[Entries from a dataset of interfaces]
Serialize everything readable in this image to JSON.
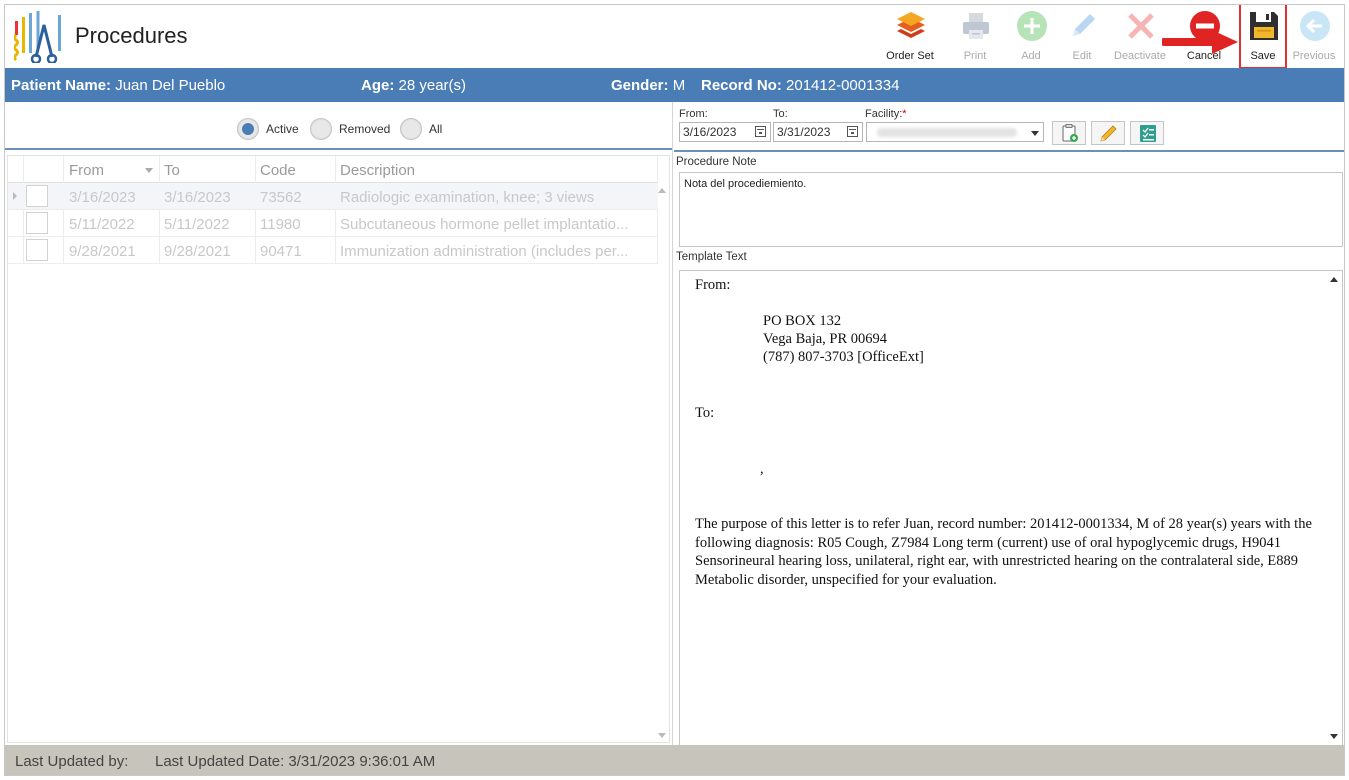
{
  "header": {
    "title": "Procedures",
    "toolbar": [
      {
        "id": "order_set",
        "label": "Order Set",
        "icon": "layers-icon",
        "enabled": true
      },
      {
        "id": "print",
        "label": "Print",
        "icon": "printer-icon",
        "enabled": false
      },
      {
        "id": "add",
        "label": "Add",
        "icon": "plus-circle-icon",
        "enabled": false
      },
      {
        "id": "edit",
        "label": "Edit",
        "icon": "pencil-icon",
        "enabled": false
      },
      {
        "id": "deactivate",
        "label": "Deactivate",
        "icon": "x-icon",
        "enabled": false
      },
      {
        "id": "cancel",
        "label": "Cancel",
        "icon": "no-entry-icon",
        "enabled": true
      },
      {
        "id": "save",
        "label": "Save",
        "icon": "floppy-disk-icon",
        "enabled": true
      },
      {
        "id": "previous",
        "label": "Previous",
        "icon": "arrow-left-circle-icon",
        "enabled": false
      }
    ]
  },
  "patient": {
    "name_label": "Patient Name:",
    "name": "Juan Del Pueblo",
    "age_label": "Age:",
    "age": "28 year(s)",
    "gender_label": "Gender:",
    "gender": "M",
    "record_label": "Record No:",
    "record": "201412-0001334"
  },
  "filters": {
    "status_options": [
      {
        "label": "Active",
        "selected": true
      },
      {
        "label": "Removed",
        "selected": false
      },
      {
        "label": "All",
        "selected": false
      }
    ],
    "from_label": "From:",
    "from_value": "3/16/2023",
    "to_label": "To:",
    "to_value": "3/31/2023",
    "facility_label": "Facility:",
    "facility_required": "*"
  },
  "grid": {
    "columns": [
      "From",
      "To",
      "Code",
      "Description"
    ],
    "rows": [
      {
        "from": "3/16/2023",
        "to": "3/16/2023",
        "code": "73562",
        "description": "Radiologic examination, knee; 3 views"
      },
      {
        "from": "5/11/2022",
        "to": "5/11/2022",
        "code": "11980",
        "description": "Subcutaneous hormone pellet implantatio..."
      },
      {
        "from": "9/28/2021",
        "to": "9/28/2021",
        "code": "90471",
        "description": "Immunization administration (includes per..."
      }
    ]
  },
  "procedure_note": {
    "label": "Procedure Note",
    "value": "Nota del procediemiento."
  },
  "template": {
    "label": "Template Text",
    "from_label": "From:",
    "address_line1": "PO BOX 132",
    "address_line2": "Vega Baja, PR 00694",
    "address_line3": "(787) 807-3703 [OfficeExt]",
    "to_label": "To:",
    "comma": ",",
    "body": "The purpose of this letter is to refer Juan,  record number: 201412-0001334,  M of 28 year(s) years with the following diagnosis: R05 Cough, Z7984 Long term (current) use of oral hypoglycemic drugs, H9041 Sensorineural hearing loss, unilateral, right ear, with unrestricted hearing on the contralateral side, E889 Metabolic disorder, unspecified  for your evaluation."
  },
  "status_bar": {
    "updated_by": "Last Updated by:",
    "updated_date": "Last Updated Date: 3/31/2023 9:36:01 AM"
  },
  "colors": {
    "patient_bar": "#4a7db5",
    "status_bar": "#c7c5bb",
    "highlight": "#e03030"
  }
}
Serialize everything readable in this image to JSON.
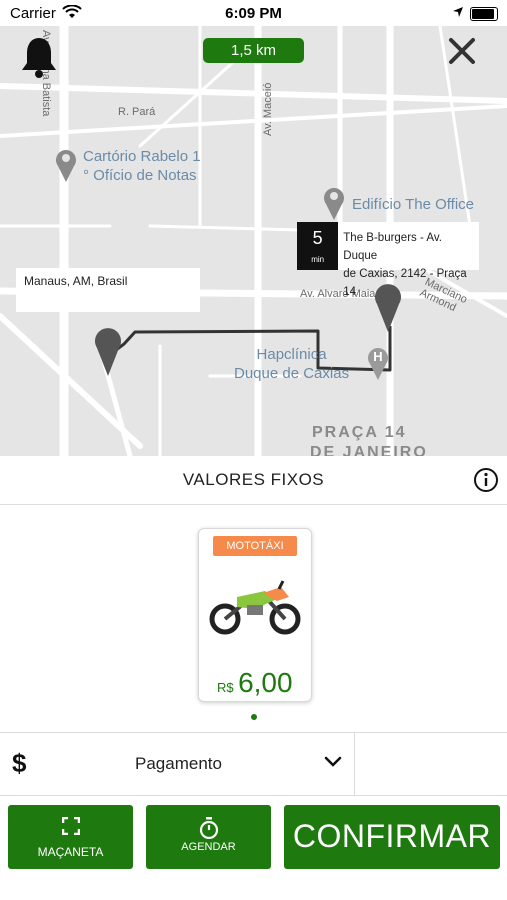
{
  "status_bar": {
    "carrier": "Carrier",
    "time": "6:09 PM"
  },
  "map": {
    "distance": "1,5 km",
    "roads": [
      "Av. Dalma Batista",
      "R. Pará",
      "Av. Maceió",
      "Av. Alvaro Maia",
      "Marciano Armond"
    ],
    "pois": [
      {
        "name": "Cartório Rabelo 1",
        "sub": "° Ofício de Notas"
      },
      {
        "name": "Edifício The Office",
        "sub": ""
      },
      {
        "name": "Hapclínica",
        "sub": "Duque de Caxias"
      }
    ],
    "area": [
      "PRAÇA 14",
      "DE JANEIRO"
    ],
    "origin": "Manaus, AM, Brasil",
    "destination": {
      "eta_value": "5",
      "eta_unit": "min",
      "address_line1": "The B-burgers - Av. Duque",
      "address_line2": "de Caxias, 2142 - Praça 14"
    },
    "route_color": "#333333"
  },
  "section": {
    "title": "VALORES FIXOS"
  },
  "vehicles": [
    {
      "tag": "MOTOTÁXI",
      "currency": "R$",
      "price": "6,00"
    }
  ],
  "payment": {
    "label": "Pagamento"
  },
  "actions": {
    "macaneta": "MAÇANETA",
    "agendar": "AGENDAR",
    "confirmar": "CONFIRMAR"
  },
  "colors": {
    "primary": "#1e7a0f",
    "tag": "#f58a4a"
  }
}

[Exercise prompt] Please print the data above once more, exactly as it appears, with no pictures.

[Result of this task]
Serialize everything readable in this image to JSON.
{
  "header": {
    "title": "Procedures",
    "toolbar": [
      {
        "id": "order_set",
        "label": "Order Set",
        "icon": "layers-icon",
        "enabled": true
      },
      {
        "id": "print",
        "label": "Print",
        "icon": "printer-icon",
        "enabled": false
      },
      {
        "id": "add",
        "label": "Add",
        "icon": "plus-circle-icon",
        "enabled": false
      },
      {
        "id": "edit",
        "label": "Edit",
        "icon": "pencil-icon",
        "enabled": false
      },
      {
        "id": "deactivate",
        "label": "Deactivate",
        "icon": "x-icon",
        "enabled": false
      },
      {
        "id": "cancel",
        "label": "Cancel",
        "icon": "no-entry-icon",
        "enabled": true
      },
      {
        "id": "save",
        "label": "Save",
        "icon": "floppy-disk-icon",
        "enabled": true
      },
      {
        "id": "previous",
        "label": "Previous",
        "icon": "arrow-left-circle-icon",
        "enabled": false
      }
    ]
  },
  "patient": {
    "name_label": "Patient Name:",
    "name": "Juan Del Pueblo",
    "age_label": "Age:",
    "age": "28 year(s)",
    "gender_label": "Gender:",
    "gender": "M",
    "record_label": "Record No:",
    "record": "201412-0001334"
  },
  "filters": {
    "status_options": [
      {
        "label": "Active",
        "selected": true
      },
      {
        "label": "Removed",
        "selected": false
      },
      {
        "label": "All",
        "selected": false
      }
    ],
    "from_label": "From:",
    "from_value": "3/16/2023",
    "to_label": "To:",
    "to_value": "3/31/2023",
    "facility_label": "Facility:",
    "facility_required": "*"
  },
  "grid": {
    "columns": [
      "From",
      "To",
      "Code",
      "Description"
    ],
    "rows": [
      {
        "from": "3/16/2023",
        "to": "3/16/2023",
        "code": "73562",
        "description": "Radiologic examination, knee; 3 views"
      },
      {
        "from": "5/11/2022",
        "to": "5/11/2022",
        "code": "11980",
        "description": "Subcutaneous hormone pellet implantatio..."
      },
      {
        "from": "9/28/2021",
        "to": "9/28/2021",
        "code": "90471",
        "description": "Immunization administration (includes per..."
      }
    ]
  },
  "procedure_note": {
    "label": "Procedure Note",
    "value": "Nota del procediemiento."
  },
  "template": {
    "label": "Template Text",
    "from_label": "From:",
    "address_line1": "PO BOX 132",
    "address_line2": "Vega Baja, PR 00694",
    "address_line3": "(787) 807-3703 [OfficeExt]",
    "to_label": "To:",
    "comma": ",",
    "body": "The purpose of this letter is to refer Juan,  record number: 201412-0001334,  M of 28 year(s) years with the following diagnosis: R05 Cough, Z7984 Long term (current) use of oral hypoglycemic drugs, H9041 Sensorineural hearing loss, unilateral, right ear, with unrestricted hearing on the contralateral side, E889 Metabolic disorder, unspecified  for your evaluation."
  },
  "status_bar": {
    "updated_by": "Last Updated by:",
    "updated_date": "Last Updated Date: 3/31/2023 9:36:01 AM"
  },
  "colors": {
    "patient_bar": "#4a7db5",
    "status_bar": "#c7c5bb",
    "highlight": "#e03030"
  }
}
Serialize everything readable in this image to JSON.
{
  "status_bar": {
    "carrier": "Carrier",
    "time": "6:09 PM"
  },
  "map": {
    "distance": "1,5 km",
    "roads": [
      "Av. Dalma Batista",
      "R. Pará",
      "Av. Maceió",
      "Av. Alvaro Maia",
      "Marciano Armond"
    ],
    "pois": [
      {
        "name": "Cartório Rabelo 1",
        "sub": "° Ofício de Notas"
      },
      {
        "name": "Edifício The Office",
        "sub": ""
      },
      {
        "name": "Hapclínica",
        "sub": "Duque de Caxias"
      }
    ],
    "area": [
      "PRAÇA 14",
      "DE JANEIRO"
    ],
    "origin": "Manaus, AM, Brasil",
    "destination": {
      "eta_value": "5",
      "eta_unit": "min",
      "address_line1": "The B-burgers - Av. Duque",
      "address_line2": "de Caxias, 2142 - Praça 14"
    },
    "route_color": "#333333"
  },
  "section": {
    "title": "VALORES FIXOS"
  },
  "vehicles": [
    {
      "tag": "MOTOTÁXI",
      "currency": "R$",
      "price": "6,00"
    }
  ],
  "payment": {
    "label": "Pagamento"
  },
  "actions": {
    "macaneta": "MAÇANETA",
    "agendar": "AGENDAR",
    "confirmar": "CONFIRMAR"
  },
  "colors": {
    "primary": "#1e7a0f",
    "tag": "#f58a4a"
  }
}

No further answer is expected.